Giant Crist signs will come down
Tampa and St. Petersburg officials said the banners were illegal.
By ALEXANDRA ZAYAS
Published October 28, 2006
The giant face of Charlie Crist will no longer grace the skylines of Tampa and St. Petersburg.
After officials in both cities said the big banners draped on the sides of three buildings were illegal, Crist’s campaign asked the Florida Republican Party “in an abundance of caution” to remove them, Crist’s spokeswoman Vivian Myrtetus said Friday.
Only a day earlier, Crist, the Republican candidate for governor, said he thought the signs were “good advertising” and that they should stay up.
All week, the GOP maintained that the signs were temporary and not restricted by Tampa ordinances if they came down in 30 days. Tampa officials said the banners, paid for and placed by the state party, were illegal when they went up, and the law gave offenders 30 days to comply.
Friday, Florida Republican Party spokesman Jeff Sadosky said the party still thinks the signs are legal.
“It’s still our contention that as temporary signs, they comply with the code,” Sadosky said. “But we will comply with the request.”
The sign on St. Petersburg’s Grady Pridgen industrial complex at 2003 Gandy Blvd. was removed Friday, said Tom Edwards, the city’s assistant director of code enforcement.
The city cited the building’s owner with a code violation Thursday and will continue to monitor the building for the next few days to make sure the banner doesn’t emerge again.
“But for all practical purposes,” Edwards said, “it will close out the case.”
Late Friday afternoon, the signs on downtown Tampa’s Franklin Exchange and M&I Bank Plaza buildings still remained.
The intent of the signs was to catch the attention of voters. It definitely caught Colby Kaluck’s attention.
“They’re atrociously gaudy, unlawful and hypocritical for the attorney general,” said Kaluck, who works downtown. “And I’m a Republican.”
Kaluck is still not sure whether he’ll vote for Crist, but he said he thinks the sign stunt will be detrimental to the campaign.
When asked, GOP spokesman Sadosky denied that negative publicity was a factor in removing the signs. But Jeff Garcia, a Democratic political consultant in Miami, said all the press probably drove the decision.
“All publicity is only good publicity if nobody knows who you are,” Garcia said. “And everybody knows who Charlie Crist is.”
But Garcia doesn’t think the dustup — which was contained mostly within the bay area — will help or hurt Crist’s campaign.
“Statewide, there’s probably about 300 people who are familiar with this story, and I’m probably overestimating,” Garcia said jokingly.
“In the grand scheme of their voter contact reach, it’s pretty minimal.”It was especially minimal for Joe Latta as he walked down Franklin Avenue, past Crist’s huge face.
“Oh, I didn’t even know it was there,” Latta said, when asked his opinion of the sign.

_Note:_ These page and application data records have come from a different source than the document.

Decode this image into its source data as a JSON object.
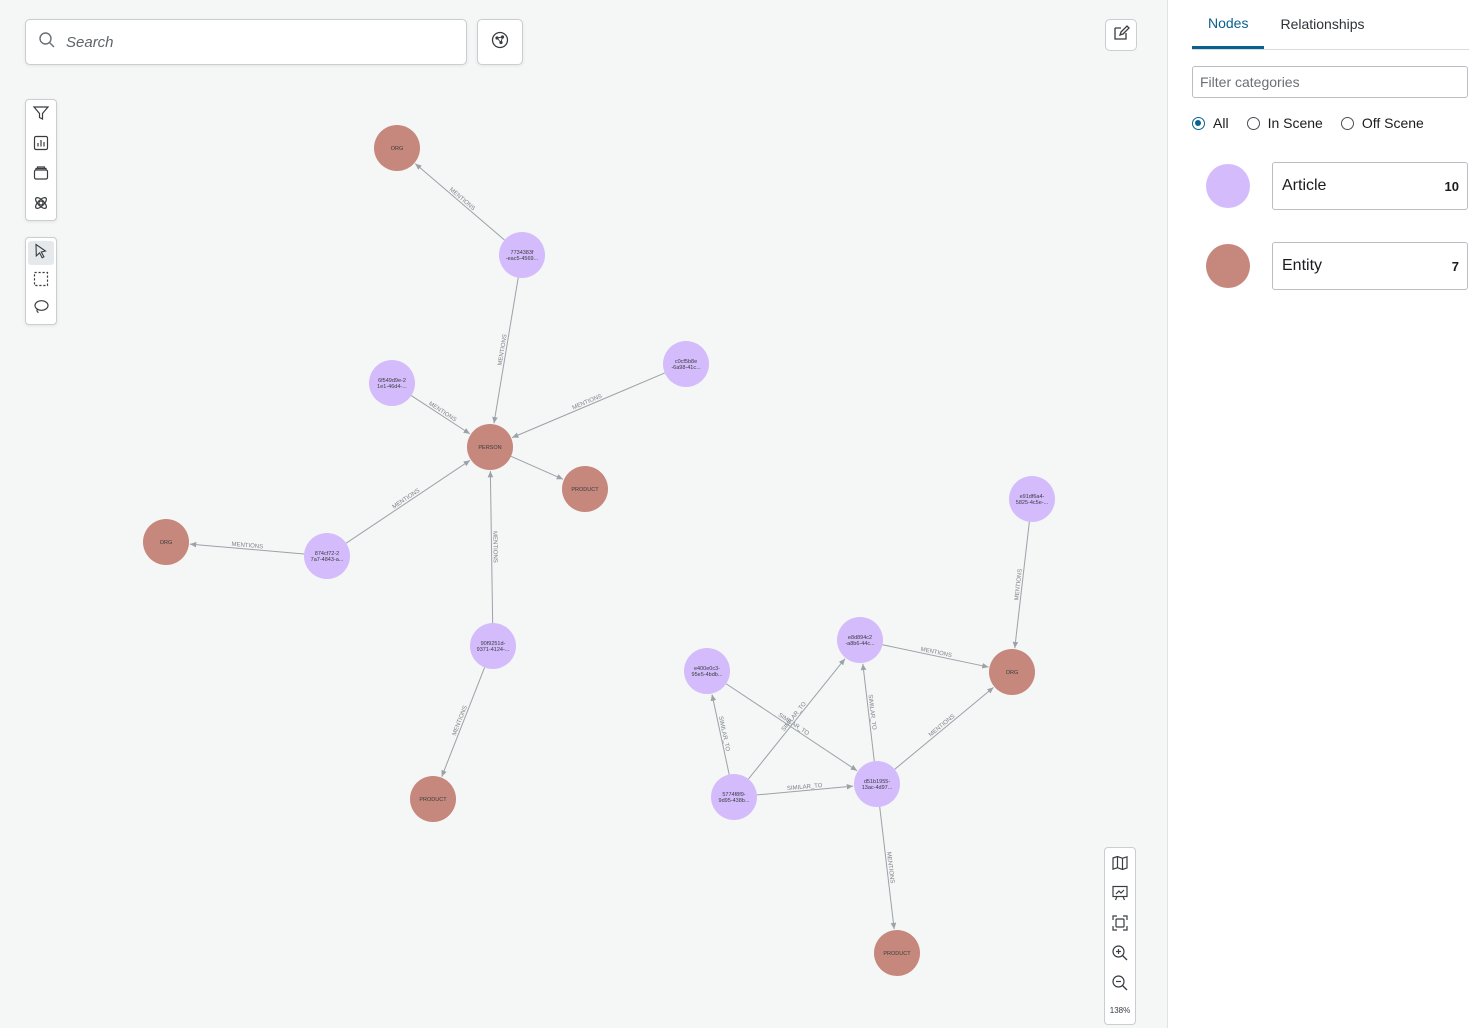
{
  "search": {
    "placeholder": "Search"
  },
  "zoom": {
    "level": "138%"
  },
  "toolbar_top": [
    {
      "name": "filter-icon"
    },
    {
      "name": "chart-icon"
    },
    {
      "name": "layers-icon"
    },
    {
      "name": "graph-style-icon"
    }
  ],
  "toolbar_select": [
    {
      "name": "pointer-select-icon",
      "active": true
    },
    {
      "name": "box-select-icon"
    },
    {
      "name": "lasso-select-icon"
    }
  ],
  "zoom_toolbar": [
    {
      "name": "map-icon"
    },
    {
      "name": "presentation-icon"
    },
    {
      "name": "fit-to-screen-icon"
    },
    {
      "name": "zoom-in-icon"
    },
    {
      "name": "zoom-out-icon"
    }
  ],
  "colors": {
    "article": "#d4bbfb",
    "entity": "#c6877c",
    "accent": "#0a6190"
  },
  "panel": {
    "tabs": [
      {
        "label": "Nodes",
        "active": true
      },
      {
        "label": "Relationships"
      }
    ],
    "filter_placeholder": "Filter categories",
    "radios": [
      {
        "label": "All",
        "checked": true
      },
      {
        "label": "In Scene"
      },
      {
        "label": "Off Scene"
      }
    ],
    "categories": [
      {
        "name": "Article",
        "count": "10",
        "color": "#d4bbfb"
      },
      {
        "name": "Entity",
        "count": "7",
        "color": "#c6877c"
      }
    ]
  },
  "graph": {
    "nodes": [
      {
        "id": "org1",
        "type": "entity",
        "label": [
          "ORG"
        ]
      },
      {
        "id": "a1",
        "type": "article",
        "label": [
          "7734383f",
          "-eac5-4569..."
        ]
      },
      {
        "id": "person",
        "type": "entity",
        "label": [
          "PERSON"
        ]
      },
      {
        "id": "a2",
        "type": "article",
        "label": [
          "6f549d9e-2",
          "1e1-46d4-..."
        ]
      },
      {
        "id": "a3",
        "type": "article",
        "label": [
          "c0cf5b8e",
          "-6a98-41c..."
        ]
      },
      {
        "id": "product1",
        "type": "entity",
        "label": [
          "PRODUCT"
        ]
      },
      {
        "id": "org2",
        "type": "entity",
        "label": [
          "ORG"
        ]
      },
      {
        "id": "a4",
        "type": "article",
        "label": [
          "874cf72-2",
          "7a7-4843-a..."
        ]
      },
      {
        "id": "a5",
        "type": "article",
        "label": [
          "90f9251d-",
          "9371-4124-..."
        ]
      },
      {
        "id": "product2",
        "type": "entity",
        "label": [
          "PRODUCT"
        ]
      },
      {
        "id": "a6",
        "type": "article",
        "label": [
          "e91df6a4-",
          "5825-4c5e-..."
        ]
      },
      {
        "id": "a7",
        "type": "article",
        "label": [
          "e8d894c2",
          "-a8b6-44c..."
        ]
      },
      {
        "id": "org3",
        "type": "entity",
        "label": [
          "ORG"
        ]
      },
      {
        "id": "a8",
        "type": "article",
        "label": [
          "e400e0c3-",
          "95e5-4bdb..."
        ]
      },
      {
        "id": "a9",
        "type": "article",
        "label": [
          "5774f8f9-",
          "9d95-438b..."
        ]
      },
      {
        "id": "a10",
        "type": "article",
        "label": [
          "d51b1955-",
          "13ac-4d97..."
        ]
      },
      {
        "id": "product3",
        "type": "entity",
        "label": [
          "PRODUCT"
        ]
      }
    ],
    "edges": [
      {
        "from": "a1",
        "to": "org1",
        "label": "MENTIONS"
      },
      {
        "from": "a1",
        "to": "person",
        "label": "MENTIONS"
      },
      {
        "from": "a2",
        "to": "person",
        "label": "MENTIONS"
      },
      {
        "from": "a3",
        "to": "person",
        "label": "MENTIONS"
      },
      {
        "from": "person",
        "to": "product1",
        "label": ""
      },
      {
        "from": "a4",
        "to": "person",
        "label": "MENTIONS"
      },
      {
        "from": "a4",
        "to": "org2",
        "label": "MENTIONS"
      },
      {
        "from": "a5",
        "to": "person",
        "label": "MENTIONS"
      },
      {
        "from": "a5",
        "to": "product2",
        "label": "MENTIONS"
      },
      {
        "from": "a6",
        "to": "org3",
        "label": "MENTIONS"
      },
      {
        "from": "a7",
        "to": "org3",
        "label": "MENTIONS"
      },
      {
        "from": "a10",
        "to": "org3",
        "label": "MENTIONS"
      },
      {
        "from": "a10",
        "to": "a7",
        "label": "SIMILAR_TO"
      },
      {
        "from": "a8",
        "to": "a10",
        "label": "SIMILAR_TO"
      },
      {
        "from": "a9",
        "to": "a8",
        "label": "SIMILAR_TO"
      },
      {
        "from": "a9",
        "to": "a7",
        "label": "SIMILAR_TO"
      },
      {
        "from": "a9",
        "to": "a10",
        "label": "SIMILAR_TO"
      },
      {
        "from": "a10",
        "to": "product3",
        "label": "MENTIONS"
      }
    ]
  }
}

He said he has studied up on the campaign issues, and a big banner wouldn’t influence him either way.
Then, who will he vote for?
Latta pointed up at Crist’s beaming face, and kept walking.
Times staff writers Kevin Graham, Sue Carlton, Steve Bousquet and John Martin contributed to this report. Alexandra Zayas can be reached at (813) 226-3354 or email@example.com.